* TO DO *
Please work out how many lines of this material include "round", and answer with that number by itself.

* INPUT MATERIAL *
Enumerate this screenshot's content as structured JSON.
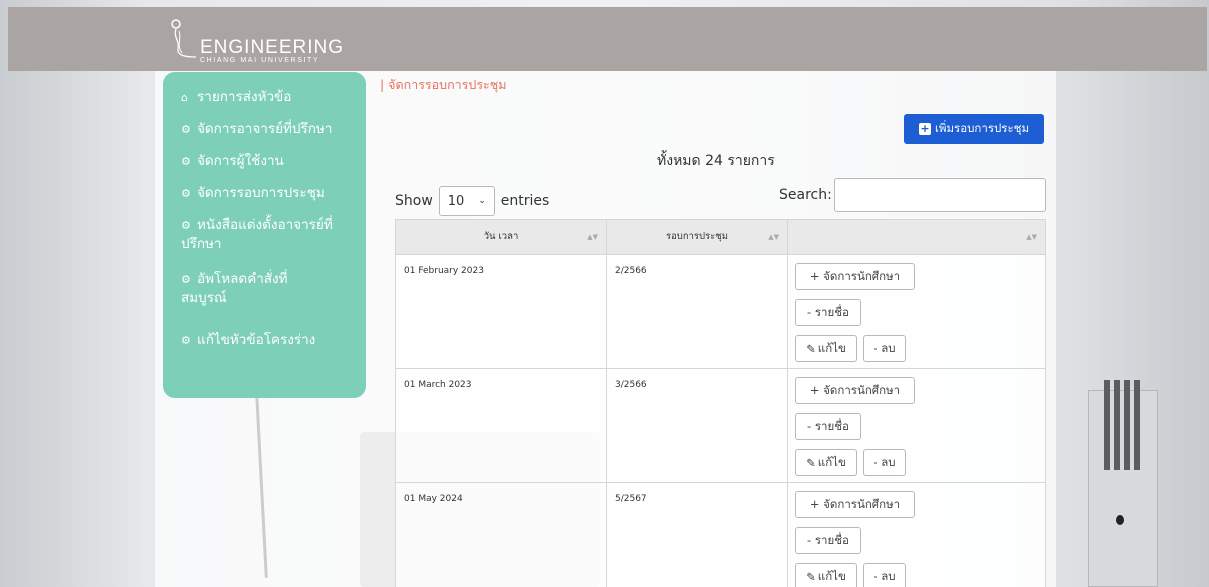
{
  "header": {
    "logo_title": "ENGINEERING",
    "logo_subtitle": "CHIANG MAI UNIVERSITY"
  },
  "sidebar": {
    "items": [
      {
        "label": "รายการส่งหัวข้อ",
        "icon": "home-icon"
      },
      {
        "label": "จัดการอาจารย์ที่ปรึกษา",
        "icon": "gear-icon"
      },
      {
        "label": "จัดการผู้ใช้งาน",
        "icon": "gear-icon"
      },
      {
        "label": "จัดการรอบการประชุม",
        "icon": "gear-icon"
      },
      {
        "label": "หนังสือแต่งตั้งอาจารย์ที่ปรึกษา",
        "icon": "gear-icon"
      },
      {
        "label": "อัพโหลดคำสั่งที่สมบูรณ์",
        "icon": "gear-icon"
      },
      {
        "label": "แก้ไขหัวข้อโครงร่าง",
        "icon": "gear-icon"
      }
    ]
  },
  "main": {
    "breadcrumb": "| จัดการรอบการประชุม",
    "add_button": "เพิ่มรอบการประชุม",
    "total": "ทั้งหมด 24 รายการ",
    "show_label": "Show",
    "entries_value": "10",
    "entries_label": "entries",
    "search_label": "Search:",
    "columns": [
      "วัน เวลา",
      "รอบการประชุม",
      ""
    ],
    "rows": [
      {
        "date": "01 February 2023",
        "round": "2/2566"
      },
      {
        "date": "01 March 2023",
        "round": "3/2566"
      },
      {
        "date": "01 May 2024",
        "round": "5/2567"
      }
    ],
    "row_buttons": {
      "manage_students": "+ จัดการนักศึกษา",
      "name_list": "- รายชื่อ",
      "edit": "แก้ไข",
      "delete": "- ลบ"
    }
  },
  "colors": {
    "sidebar": "#7ecfb7",
    "topbar": "#aaa4a2",
    "primary": "#1d5ed4",
    "breadcrumb": "#e8715f"
  }
}
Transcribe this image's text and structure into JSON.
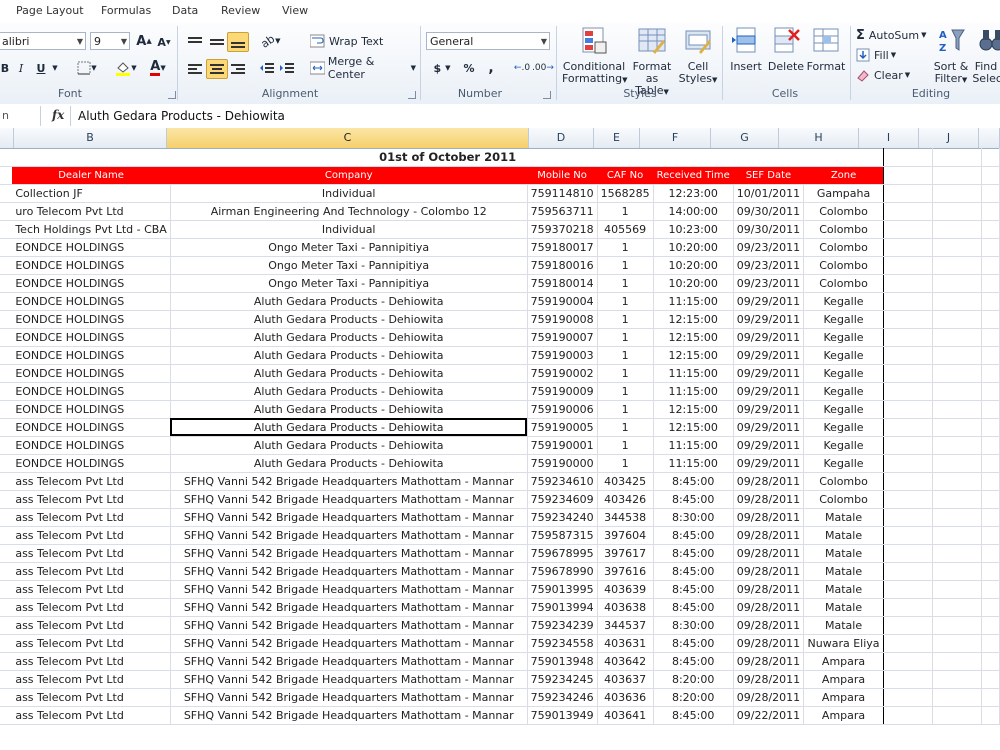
{
  "tabs": [
    "Page Layout",
    "Formulas",
    "Data",
    "Review",
    "View"
  ],
  "ribbon": {
    "font_name": "alibri",
    "font_size": "9",
    "grow_font": "A",
    "shrink_font": "A",
    "bold": "B",
    "italic": "I",
    "underline": "U",
    "font_color_letter": "A",
    "wrap_text": "Wrap Text",
    "merge_center": "Merge & Center",
    "number_format": "General",
    "currency": "$",
    "percent": "%",
    "comma": ",",
    "inc_decimal": ".0",
    "dec_decimal": ".00",
    "conditional_formatting": [
      "Conditional",
      "Formatting"
    ],
    "format_as_table": [
      "Format",
      "as Table"
    ],
    "cell_styles": [
      "Cell",
      "Styles"
    ],
    "insert": "Insert",
    "delete": "Delete",
    "format": "Format",
    "autosum": "AutoSum",
    "fill": "Fill",
    "clear": "Clear",
    "sort_filter": [
      "Sort &",
      "Filter"
    ],
    "find_select": [
      "Find &",
      "Select"
    ],
    "groups": {
      "font": "Font",
      "alignment": "Alignment",
      "number": "Number",
      "styles": "Styles",
      "cells": "Cells",
      "editing": "Editing"
    }
  },
  "formula_bar": {
    "name_box": "n",
    "fx": "fx",
    "content": "Aluth Gedara Products - Dehiowita"
  },
  "columns": [
    "B",
    "C",
    "D",
    "E",
    "F",
    "G",
    "H",
    "I",
    "J"
  ],
  "sheet": {
    "title": "01st of October 2011",
    "headers": [
      "Dealer Name",
      "Company",
      "Mobile No",
      "CAF No",
      "Received Time",
      "SEF Date",
      "Zone"
    ],
    "rows": [
      [
        "Collection JF",
        "Individual",
        "759114810",
        "1568285",
        "12:23:00",
        "10/01/2011",
        "Gampaha"
      ],
      [
        "uro Telecom Pvt Ltd",
        "Airman Engineering And Technology - Colombo 12",
        "759563711",
        "1",
        "14:00:00",
        "09/30/2011",
        "Colombo"
      ],
      [
        "Tech Holdings Pvt Ltd - CBA",
        "Individual",
        "759370218",
        "405569",
        "10:23:00",
        "09/30/2011",
        "Colombo"
      ],
      [
        "EONDCE HOLDINGS",
        "Ongo Meter Taxi - Pannipitiya",
        "759180017",
        "1",
        "10:20:00",
        "09/23/2011",
        "Colombo"
      ],
      [
        "EONDCE HOLDINGS",
        "Ongo Meter Taxi - Pannipitiya",
        "759180016",
        "1",
        "10:20:00",
        "09/23/2011",
        "Colombo"
      ],
      [
        "EONDCE HOLDINGS",
        "Ongo Meter Taxi - Pannipitiya",
        "759180014",
        "1",
        "10:20:00",
        "09/23/2011",
        "Colombo"
      ],
      [
        "EONDCE HOLDINGS",
        "Aluth Gedara Products - Dehiowita",
        "759190004",
        "1",
        "11:15:00",
        "09/29/2011",
        "Kegalle"
      ],
      [
        "EONDCE HOLDINGS",
        "Aluth Gedara Products - Dehiowita",
        "759190008",
        "1",
        "12:15:00",
        "09/29/2011",
        "Kegalle"
      ],
      [
        "EONDCE HOLDINGS",
        "Aluth Gedara Products - Dehiowita",
        "759190007",
        "1",
        "12:15:00",
        "09/29/2011",
        "Kegalle"
      ],
      [
        "EONDCE HOLDINGS",
        "Aluth Gedara Products - Dehiowita",
        "759190003",
        "1",
        "12:15:00",
        "09/29/2011",
        "Kegalle"
      ],
      [
        "EONDCE HOLDINGS",
        "Aluth Gedara Products - Dehiowita",
        "759190002",
        "1",
        "11:15:00",
        "09/29/2011",
        "Kegalle"
      ],
      [
        "EONDCE HOLDINGS",
        "Aluth Gedara Products - Dehiowita",
        "759190009",
        "1",
        "11:15:00",
        "09/29/2011",
        "Kegalle"
      ],
      [
        "EONDCE HOLDINGS",
        "Aluth Gedara Products - Dehiowita",
        "759190006",
        "1",
        "12:15:00",
        "09/29/2011",
        "Kegalle"
      ],
      [
        "EONDCE HOLDINGS",
        "Aluth Gedara Products - Dehiowita",
        "759190005",
        "1",
        "12:15:00",
        "09/29/2011",
        "Kegalle"
      ],
      [
        "EONDCE HOLDINGS",
        "Aluth Gedara Products - Dehiowita",
        "759190001",
        "1",
        "11:15:00",
        "09/29/2011",
        "Kegalle"
      ],
      [
        "EONDCE HOLDINGS",
        "Aluth Gedara Products - Dehiowita",
        "759190000",
        "1",
        "11:15:00",
        "09/29/2011",
        "Kegalle"
      ],
      [
        "ass Telecom Pvt Ltd",
        "SFHQ Vanni 542 Brigade Headquarters Mathottam - Mannar",
        "759234610",
        "403425",
        "8:45:00",
        "09/28/2011",
        "Colombo"
      ],
      [
        "ass Telecom Pvt Ltd",
        "SFHQ Vanni 542 Brigade Headquarters Mathottam - Mannar",
        "759234609",
        "403426",
        "8:45:00",
        "09/28/2011",
        "Colombo"
      ],
      [
        "ass Telecom Pvt Ltd",
        "SFHQ Vanni 542 Brigade Headquarters Mathottam - Mannar",
        "759234240",
        "344538",
        "8:30:00",
        "09/28/2011",
        "Matale"
      ],
      [
        "ass Telecom Pvt Ltd",
        "SFHQ Vanni 542 Brigade Headquarters Mathottam - Mannar",
        "759587315",
        "397604",
        "8:45:00",
        "09/28/2011",
        "Matale"
      ],
      [
        "ass Telecom Pvt Ltd",
        "SFHQ Vanni 542 Brigade Headquarters Mathottam - Mannar",
        "759678995",
        "397617",
        "8:45:00",
        "09/28/2011",
        "Matale"
      ],
      [
        "ass Telecom Pvt Ltd",
        "SFHQ Vanni 542 Brigade Headquarters Mathottam - Mannar",
        "759678990",
        "397616",
        "8:45:00",
        "09/28/2011",
        "Matale"
      ],
      [
        "ass Telecom Pvt Ltd",
        "SFHQ Vanni 542 Brigade Headquarters Mathottam - Mannar",
        "759013995",
        "403639",
        "8:45:00",
        "09/28/2011",
        "Matale"
      ],
      [
        "ass Telecom Pvt Ltd",
        "SFHQ Vanni 542 Brigade Headquarters Mathottam - Mannar",
        "759013994",
        "403638",
        "8:45:00",
        "09/28/2011",
        "Matale"
      ],
      [
        "ass Telecom Pvt Ltd",
        "SFHQ Vanni 542 Brigade Headquarters Mathottam - Mannar",
        "759234239",
        "344537",
        "8:30:00",
        "09/28/2011",
        "Matale"
      ],
      [
        "ass Telecom Pvt Ltd",
        "SFHQ Vanni 542 Brigade Headquarters Mathottam - Mannar",
        "759234558",
        "403631",
        "8:45:00",
        "09/28/2011",
        "Nuwara Eliya"
      ],
      [
        "ass Telecom Pvt Ltd",
        "SFHQ Vanni 542 Brigade Headquarters Mathottam - Mannar",
        "759013948",
        "403642",
        "8:45:00",
        "09/28/2011",
        "Ampara"
      ],
      [
        "ass Telecom Pvt Ltd",
        "SFHQ Vanni 542 Brigade Headquarters Mathottam - Mannar",
        "759234245",
        "403637",
        "8:20:00",
        "09/28/2011",
        "Ampara"
      ],
      [
        "ass Telecom Pvt Ltd",
        "SFHQ Vanni 542 Brigade Headquarters Mathottam - Mannar",
        "759234246",
        "403636",
        "8:20:00",
        "09/28/2011",
        "Ampara"
      ],
      [
        "ass Telecom Pvt Ltd",
        "SFHQ Vanni 542 Brigade Headquarters Mathottam - Mannar",
        "759013949",
        "403641",
        "8:45:00",
        "09/22/2011",
        "Ampara"
      ]
    ]
  }
}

* REPLY *
3